Data:
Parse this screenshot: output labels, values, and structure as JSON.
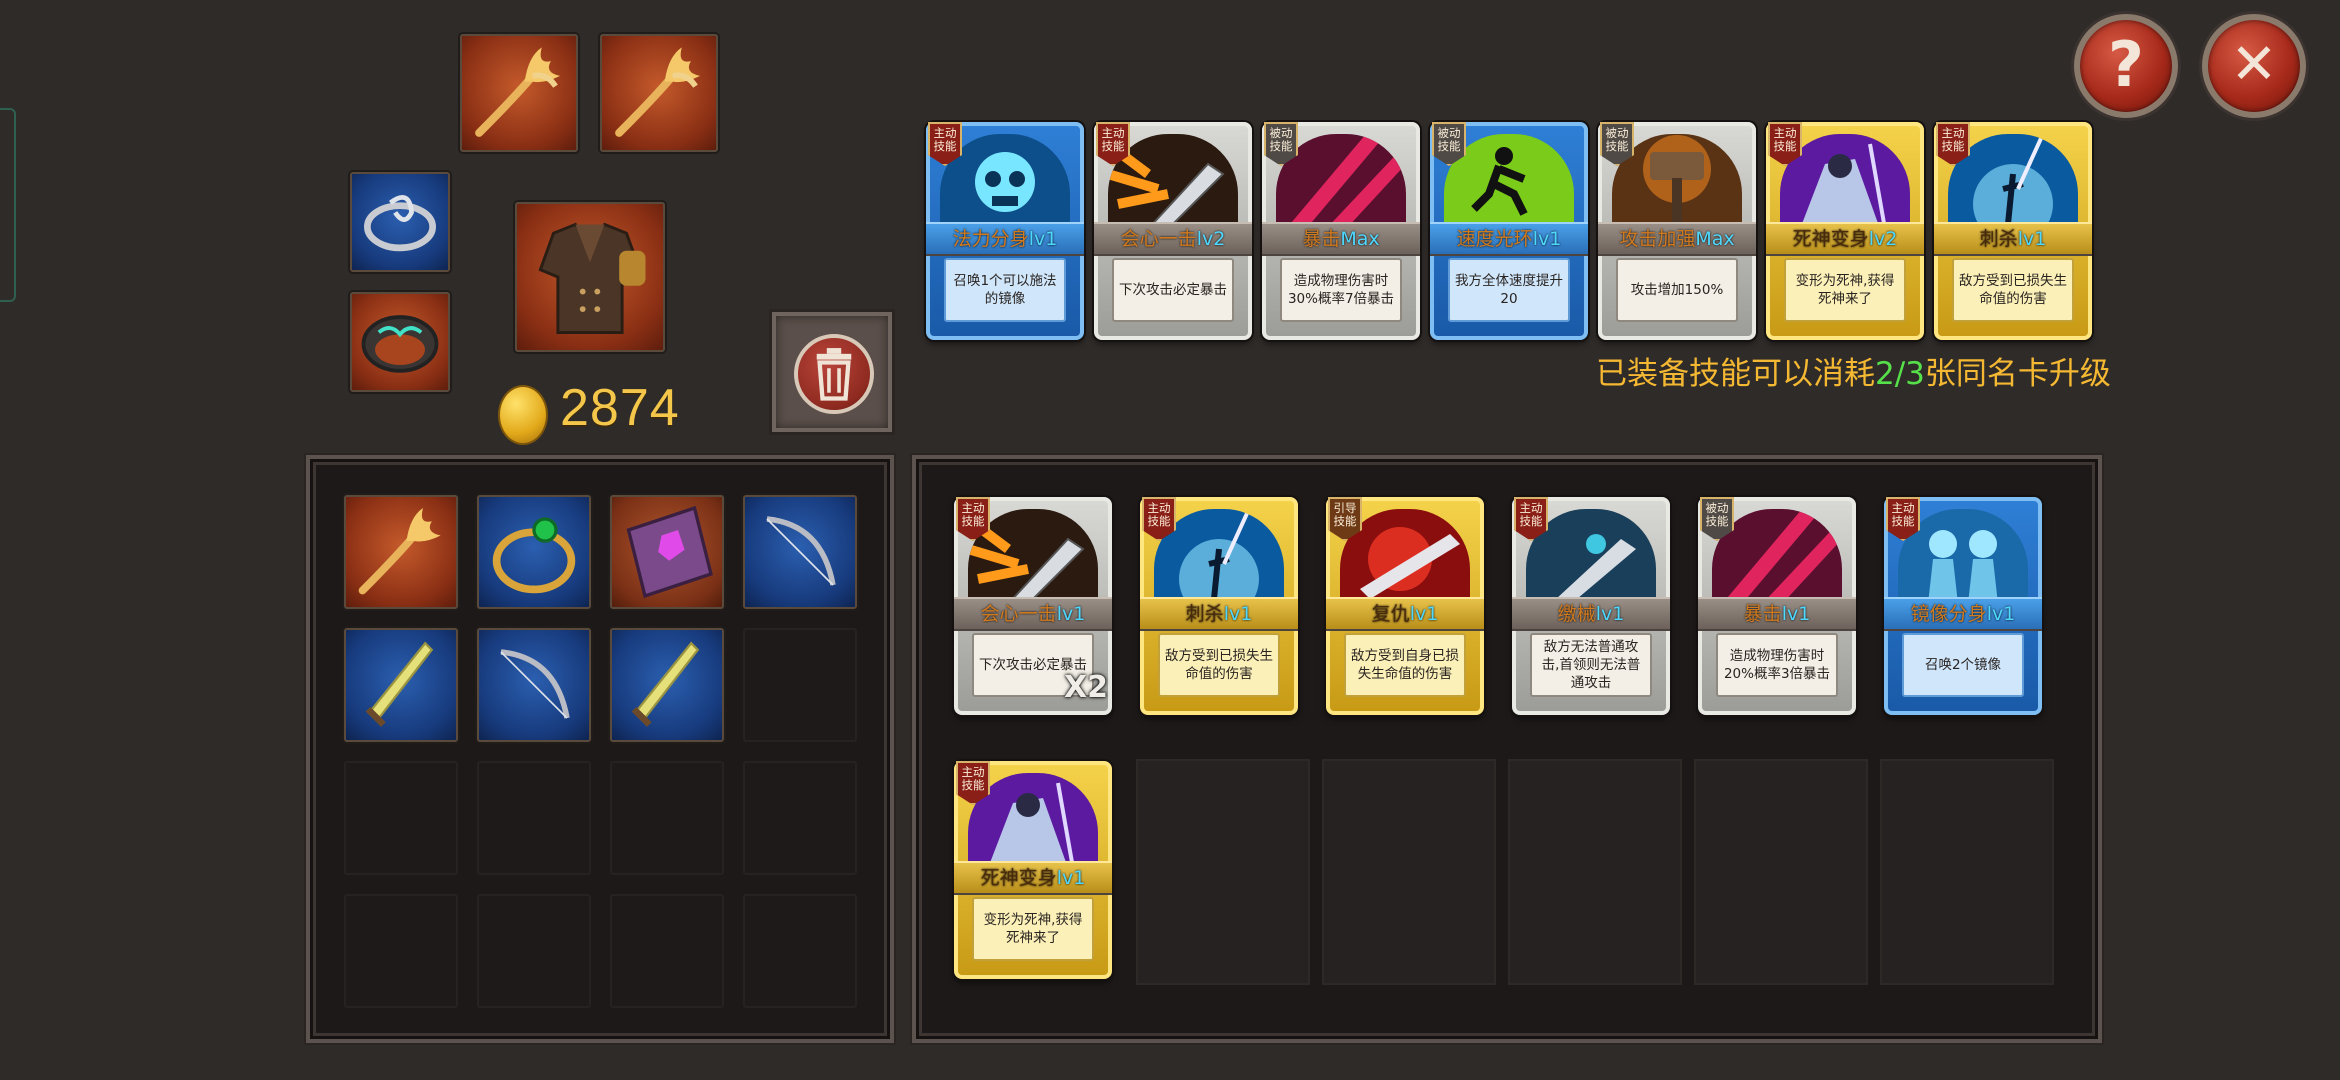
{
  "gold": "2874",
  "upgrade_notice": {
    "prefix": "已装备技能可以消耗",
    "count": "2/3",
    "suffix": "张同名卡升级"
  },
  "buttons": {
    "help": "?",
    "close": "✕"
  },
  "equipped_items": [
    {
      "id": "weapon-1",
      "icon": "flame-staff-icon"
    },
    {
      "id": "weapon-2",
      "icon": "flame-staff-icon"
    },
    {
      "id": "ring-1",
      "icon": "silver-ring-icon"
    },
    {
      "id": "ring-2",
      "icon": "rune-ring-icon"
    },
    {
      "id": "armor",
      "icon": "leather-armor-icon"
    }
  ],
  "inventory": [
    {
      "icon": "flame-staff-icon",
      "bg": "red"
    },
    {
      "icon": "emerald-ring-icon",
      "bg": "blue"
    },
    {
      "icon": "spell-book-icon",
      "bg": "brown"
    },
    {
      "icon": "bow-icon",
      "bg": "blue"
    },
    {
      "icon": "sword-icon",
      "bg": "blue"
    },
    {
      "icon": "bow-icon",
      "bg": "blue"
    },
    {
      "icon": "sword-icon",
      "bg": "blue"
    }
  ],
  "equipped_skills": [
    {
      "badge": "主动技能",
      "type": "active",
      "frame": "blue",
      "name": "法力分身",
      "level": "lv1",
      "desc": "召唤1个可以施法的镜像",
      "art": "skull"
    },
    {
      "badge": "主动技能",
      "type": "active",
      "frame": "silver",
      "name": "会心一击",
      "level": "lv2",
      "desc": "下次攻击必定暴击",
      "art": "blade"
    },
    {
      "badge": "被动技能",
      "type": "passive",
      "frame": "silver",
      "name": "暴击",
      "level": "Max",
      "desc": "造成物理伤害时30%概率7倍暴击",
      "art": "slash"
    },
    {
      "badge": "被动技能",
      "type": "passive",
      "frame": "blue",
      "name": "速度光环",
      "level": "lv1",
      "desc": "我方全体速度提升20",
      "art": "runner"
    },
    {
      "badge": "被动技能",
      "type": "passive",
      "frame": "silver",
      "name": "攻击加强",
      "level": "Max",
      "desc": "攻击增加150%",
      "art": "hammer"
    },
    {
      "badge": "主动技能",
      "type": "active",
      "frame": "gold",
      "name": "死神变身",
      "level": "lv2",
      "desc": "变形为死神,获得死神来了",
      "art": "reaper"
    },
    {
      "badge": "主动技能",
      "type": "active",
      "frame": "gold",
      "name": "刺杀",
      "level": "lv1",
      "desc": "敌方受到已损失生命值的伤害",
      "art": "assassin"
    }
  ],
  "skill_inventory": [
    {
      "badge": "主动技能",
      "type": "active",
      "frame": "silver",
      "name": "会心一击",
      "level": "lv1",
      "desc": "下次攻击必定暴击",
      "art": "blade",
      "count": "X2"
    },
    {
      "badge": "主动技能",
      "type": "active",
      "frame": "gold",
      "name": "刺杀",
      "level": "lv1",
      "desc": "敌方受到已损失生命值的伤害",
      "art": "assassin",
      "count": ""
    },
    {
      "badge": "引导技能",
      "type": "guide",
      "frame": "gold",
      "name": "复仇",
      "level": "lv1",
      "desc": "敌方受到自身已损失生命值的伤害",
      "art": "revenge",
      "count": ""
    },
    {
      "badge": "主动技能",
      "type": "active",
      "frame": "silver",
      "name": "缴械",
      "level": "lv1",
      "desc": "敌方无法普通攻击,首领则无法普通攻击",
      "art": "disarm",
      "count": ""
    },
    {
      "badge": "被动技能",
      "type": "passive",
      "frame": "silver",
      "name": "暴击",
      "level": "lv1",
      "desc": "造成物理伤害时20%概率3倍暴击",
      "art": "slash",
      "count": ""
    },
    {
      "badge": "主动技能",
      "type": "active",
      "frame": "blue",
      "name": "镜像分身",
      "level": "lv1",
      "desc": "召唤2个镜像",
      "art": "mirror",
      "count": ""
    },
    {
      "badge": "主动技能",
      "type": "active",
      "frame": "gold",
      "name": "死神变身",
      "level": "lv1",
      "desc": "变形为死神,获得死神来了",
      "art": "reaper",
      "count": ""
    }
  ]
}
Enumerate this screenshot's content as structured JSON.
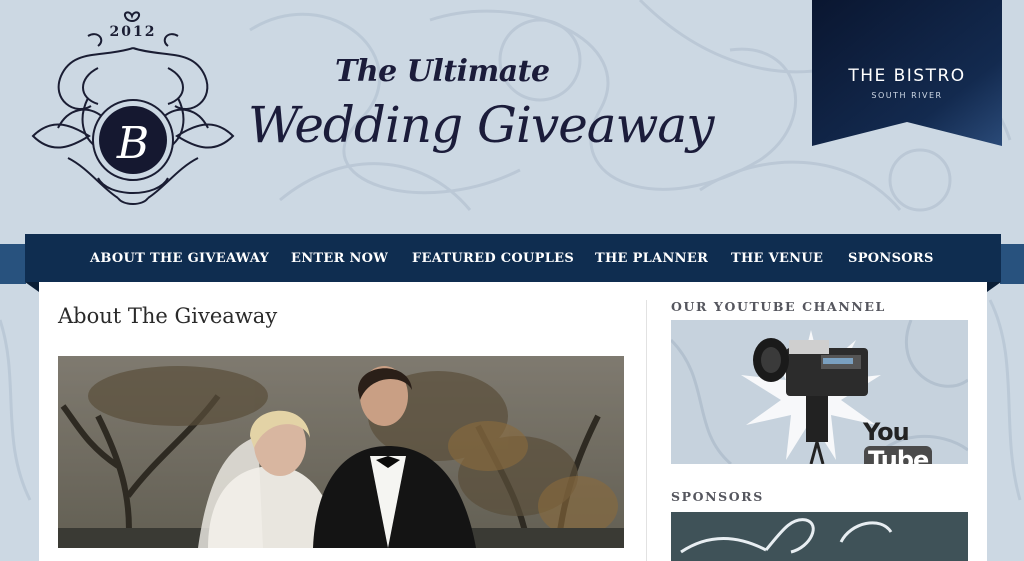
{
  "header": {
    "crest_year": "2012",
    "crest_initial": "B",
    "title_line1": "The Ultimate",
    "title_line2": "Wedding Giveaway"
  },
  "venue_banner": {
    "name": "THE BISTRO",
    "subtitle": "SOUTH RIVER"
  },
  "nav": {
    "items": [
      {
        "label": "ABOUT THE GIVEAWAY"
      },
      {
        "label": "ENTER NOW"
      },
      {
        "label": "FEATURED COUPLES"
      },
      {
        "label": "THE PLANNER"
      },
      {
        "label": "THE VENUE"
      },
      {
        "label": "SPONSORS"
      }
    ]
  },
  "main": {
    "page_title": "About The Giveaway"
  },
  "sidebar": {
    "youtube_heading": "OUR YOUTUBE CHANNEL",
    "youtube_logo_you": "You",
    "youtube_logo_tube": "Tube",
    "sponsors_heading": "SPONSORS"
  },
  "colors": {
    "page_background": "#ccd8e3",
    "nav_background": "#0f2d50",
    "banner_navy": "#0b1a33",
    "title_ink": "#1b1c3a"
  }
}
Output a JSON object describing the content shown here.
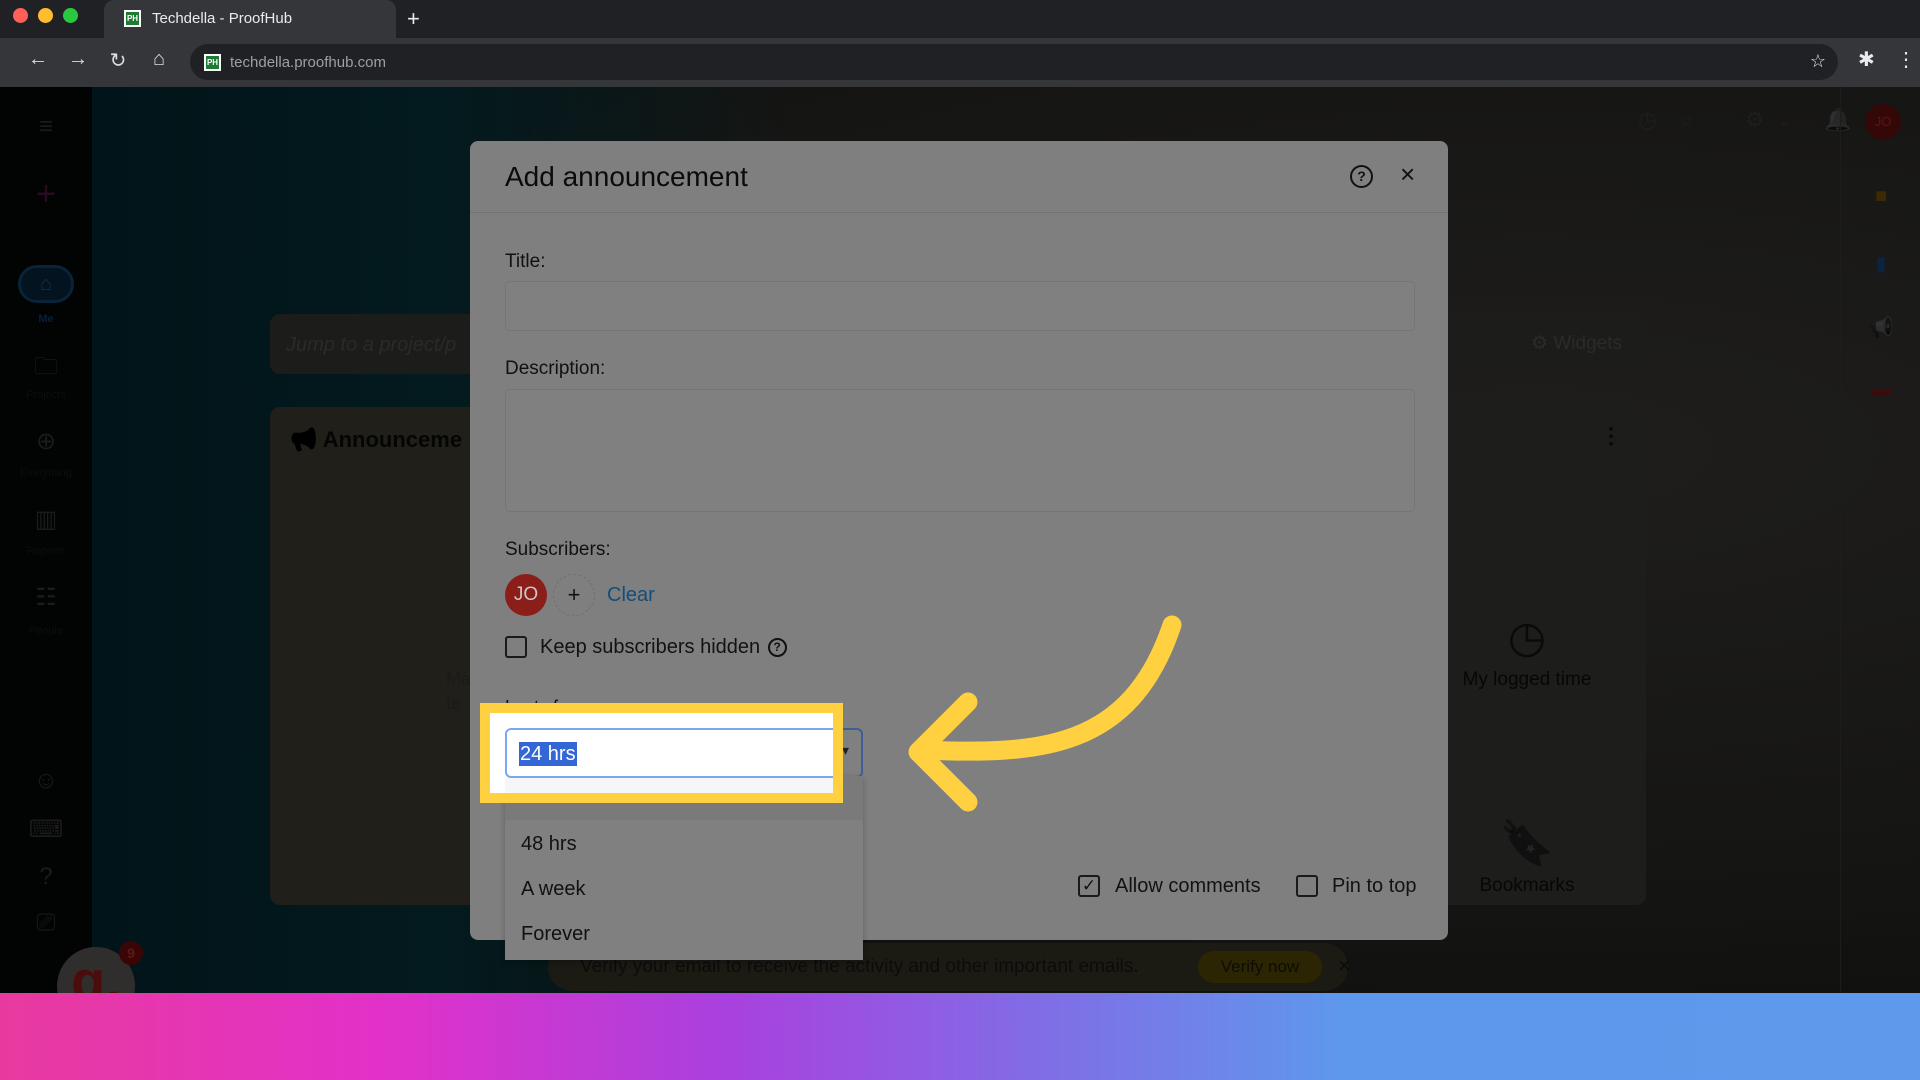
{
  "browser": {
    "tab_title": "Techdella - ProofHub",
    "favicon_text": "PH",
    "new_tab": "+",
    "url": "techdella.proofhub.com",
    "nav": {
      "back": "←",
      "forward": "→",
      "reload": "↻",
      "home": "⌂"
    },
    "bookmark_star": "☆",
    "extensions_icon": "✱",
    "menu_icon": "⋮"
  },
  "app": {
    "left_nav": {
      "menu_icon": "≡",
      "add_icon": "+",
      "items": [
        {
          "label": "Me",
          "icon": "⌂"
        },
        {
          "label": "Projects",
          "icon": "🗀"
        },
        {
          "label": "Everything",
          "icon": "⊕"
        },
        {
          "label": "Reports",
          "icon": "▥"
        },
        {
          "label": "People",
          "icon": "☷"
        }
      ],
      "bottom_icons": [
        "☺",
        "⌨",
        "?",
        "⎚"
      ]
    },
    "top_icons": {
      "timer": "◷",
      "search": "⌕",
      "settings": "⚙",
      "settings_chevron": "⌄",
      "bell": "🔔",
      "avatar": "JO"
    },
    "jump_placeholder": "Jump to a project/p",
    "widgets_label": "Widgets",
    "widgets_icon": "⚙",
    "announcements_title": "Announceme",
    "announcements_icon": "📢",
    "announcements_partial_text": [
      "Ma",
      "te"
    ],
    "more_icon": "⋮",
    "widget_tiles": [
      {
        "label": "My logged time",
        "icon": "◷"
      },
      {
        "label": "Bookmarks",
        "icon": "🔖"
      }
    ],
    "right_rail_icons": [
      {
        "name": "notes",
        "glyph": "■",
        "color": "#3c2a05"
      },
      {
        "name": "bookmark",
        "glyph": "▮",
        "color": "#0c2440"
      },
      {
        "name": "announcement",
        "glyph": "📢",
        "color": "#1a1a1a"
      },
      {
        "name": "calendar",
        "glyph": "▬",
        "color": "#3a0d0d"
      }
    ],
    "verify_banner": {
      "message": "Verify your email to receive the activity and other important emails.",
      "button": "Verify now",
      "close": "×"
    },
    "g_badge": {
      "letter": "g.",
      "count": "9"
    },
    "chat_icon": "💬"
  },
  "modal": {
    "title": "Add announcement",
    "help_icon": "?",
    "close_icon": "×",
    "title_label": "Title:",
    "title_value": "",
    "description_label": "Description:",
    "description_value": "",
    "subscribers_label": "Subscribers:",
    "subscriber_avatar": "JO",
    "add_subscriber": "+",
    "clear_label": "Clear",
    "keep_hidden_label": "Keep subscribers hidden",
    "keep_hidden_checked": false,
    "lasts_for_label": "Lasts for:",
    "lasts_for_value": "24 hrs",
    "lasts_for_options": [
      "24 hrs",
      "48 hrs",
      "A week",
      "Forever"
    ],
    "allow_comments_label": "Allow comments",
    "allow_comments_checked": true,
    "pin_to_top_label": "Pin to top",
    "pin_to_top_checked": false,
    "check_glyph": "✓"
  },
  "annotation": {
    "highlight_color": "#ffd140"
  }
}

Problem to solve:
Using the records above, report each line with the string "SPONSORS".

Exercise answer:
        "label": "SPONSORS"
    "sponsors_heading": "SPONSORS"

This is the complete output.